TASK STATEMENT: All records are to be reproduced verbatim, with images omitted.

(Items from an interface collection)
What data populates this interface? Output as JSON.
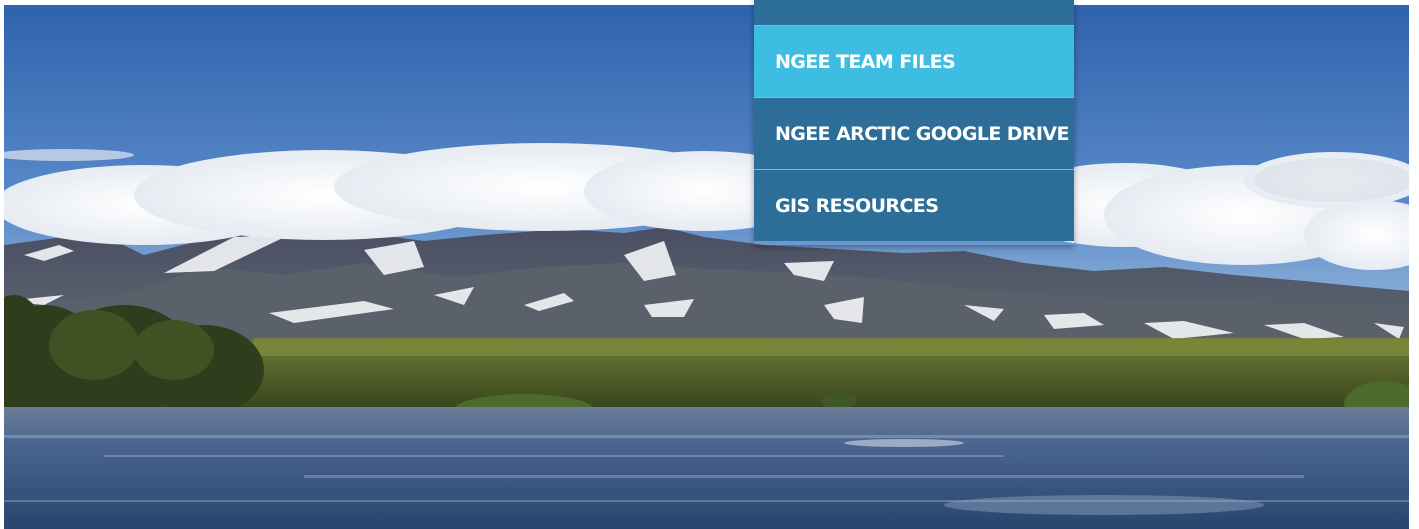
{
  "dropdown": {
    "items": [
      {
        "label": "NGEE TEAM FILES",
        "active": true
      },
      {
        "label": "NGEE ARCTIC GOOGLE DRIVE",
        "active": false
      },
      {
        "label": "GIS RESOURCES",
        "active": false
      }
    ]
  },
  "colors": {
    "menu_bg": "#2c6e97",
    "menu_active_bg": "#3dbde2",
    "menu_text": "#ffffff",
    "sky": "#3d6fb6",
    "water": "#3f5f8a",
    "tundra": "#4f6426"
  }
}
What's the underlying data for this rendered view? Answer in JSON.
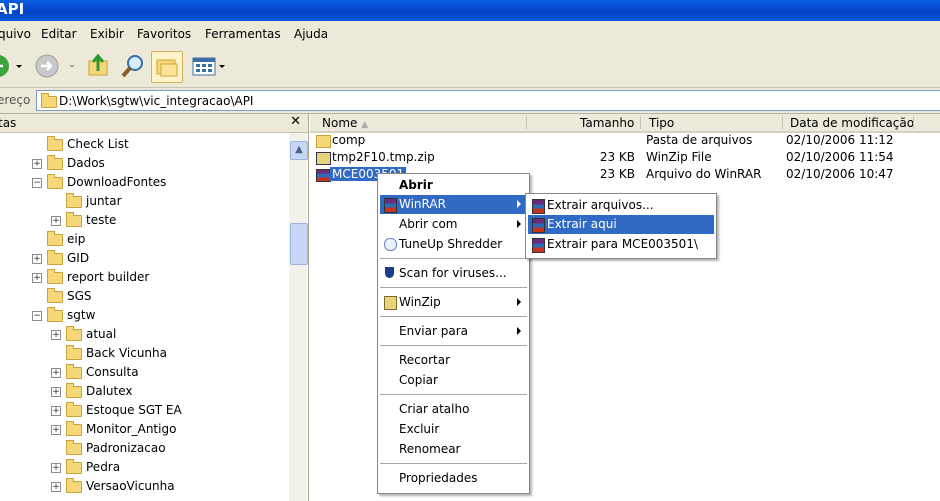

TASK OUTPUT:
What data populates this interface? Output as JSON.
{
  "dropdown": {
    "items": [
      {
        "label": "NGEE TEAM FILES",
        "active": true
      },
      {
        "label": "NGEE ARCTIC GOOGLE DRIVE",
        "active": false
      },
      {
        "label": "GIS RESOURCES",
        "active": false
      }
    ]
  },
  "colors": {
    "menu_bg": "#2c6e97",
    "menu_active_bg": "#3dbde2",
    "menu_text": "#ffffff",
    "sky": "#3d6fb6",
    "water": "#3f5f8a",
    "tundra": "#4f6426"
  }
}
What's the underlying data for this rendered view? Answer in JSON.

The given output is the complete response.